Rare condition outside experience of emergency department staff, says hospital

A woman with a life-threatening spinal tumour was told by staff she was just stressed and needed to take a "long holiday".

Gerlaine Moult, 32, eventually paid $2500 for a private MRI which revealed the 5cm by 7cm tumour.

That was after four visits to Middlemore Hospital's emergency department over four months, with symptoms including severe headaches, a stiff neck, difficulty urinating, neck spasms, numbness and weakness down one side.

"They just told me it was the stress that had seized my neck muscles completely and it would take some time to get the movement back," said Mrs Moult, of Pukekohe.


By August 2011, she was dragging one leg and had lost feeling on one side. "I can't even explain the pain, it was so horrific," she said.

At her husband Jason's birthday party on August 27 she had to be carried to the toilet.

"She looked like somebody who'd had a stroke, her leg was dragging, she couldn't feel anything in her body," Mr Moult said.

Two days later a GP referred her for an urgent MRI. "What frustrated us was a doctor diagnosed her in five minutes and we'd been fighting for four months," Mr Moult said.

Mrs Moult's surgery at Auckland City Hospital left her paralysed, unable to walk. She spent four weeks in hospital, two weeks at a spinal rehab unit and had six weeks of radiation. "I promised myself that I'd walk out of radiation and I did."

A month ago another small tumour was removed from her brain.

Mrs Moult said she still felt no one had taken responsibility. "I got misdiagnosed by people you should trust. If you can't go to ED and get proper care, where can you go?"

Her ACC claim for a treatment injury has been turned down because ACC found the delay in diagnosis had not affected the outcome.

But she believes her ongoing muscle weakness and lack of sensation could have been avoided. "If I'd been diagnosed earlier I wouldn't have had to work so hard for the next year and a half to walk again."
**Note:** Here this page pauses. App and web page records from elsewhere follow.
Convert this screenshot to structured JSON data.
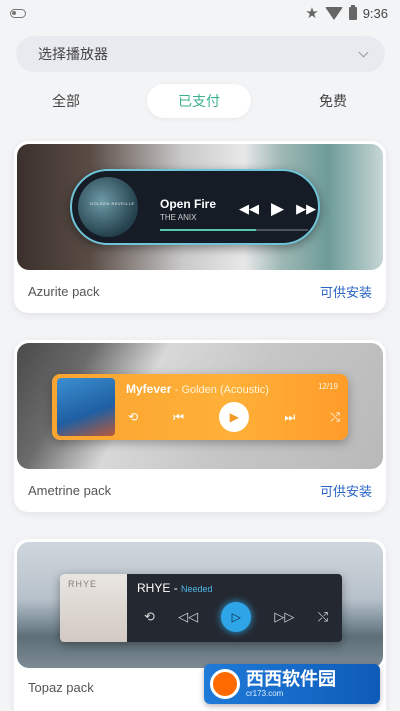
{
  "status": {
    "time": "9:36"
  },
  "selector": {
    "label": "选择播放器"
  },
  "tabs": [
    {
      "label": "全部"
    },
    {
      "label": "已支付",
      "active": true
    },
    {
      "label": "免费"
    }
  ],
  "cards": [
    {
      "name": "Azurite pack",
      "action": "可供安装",
      "widget": {
        "title": "Open Fire",
        "artist": "THE ANIX",
        "art_text": "GOLDEN REVEILLE",
        "progress": 0.65,
        "accent": "#56c9a8"
      }
    },
    {
      "name": "Ametrine pack",
      "action": "可供安装",
      "widget": {
        "title": "Myfever",
        "subtitle": "Golden (Acoustic)",
        "count": "12/19",
        "accent": "#f8a431"
      }
    },
    {
      "name": "Topaz pack",
      "action": "",
      "widget": {
        "title": "RHYE",
        "subtitle": "Needed",
        "art_text": "RHYE",
        "accent": "#2ea5e6"
      }
    }
  ],
  "watermark": {
    "main": "西西软件园",
    "sub": "cr173.com"
  },
  "colors": {
    "tab_active": "#3bb08f",
    "link": "#2a66c4"
  }
}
Counties Manukau District Health Board acknowledged Mrs Moult's care at its emergency room didn't meet its standards, and apologised. The board also refunded the cost of the MRI.

Chief medical officer Dr Gloria Johnson said several changes were made following an investigation.

"We sincerely regret the delay in diagnosing Mrs Moult's condition and are very sorry for the impact of this on Mrs Moult and her family."

Dr Johnson said Mrs Moult's condition was rare and outside the experience of the staff who saw her.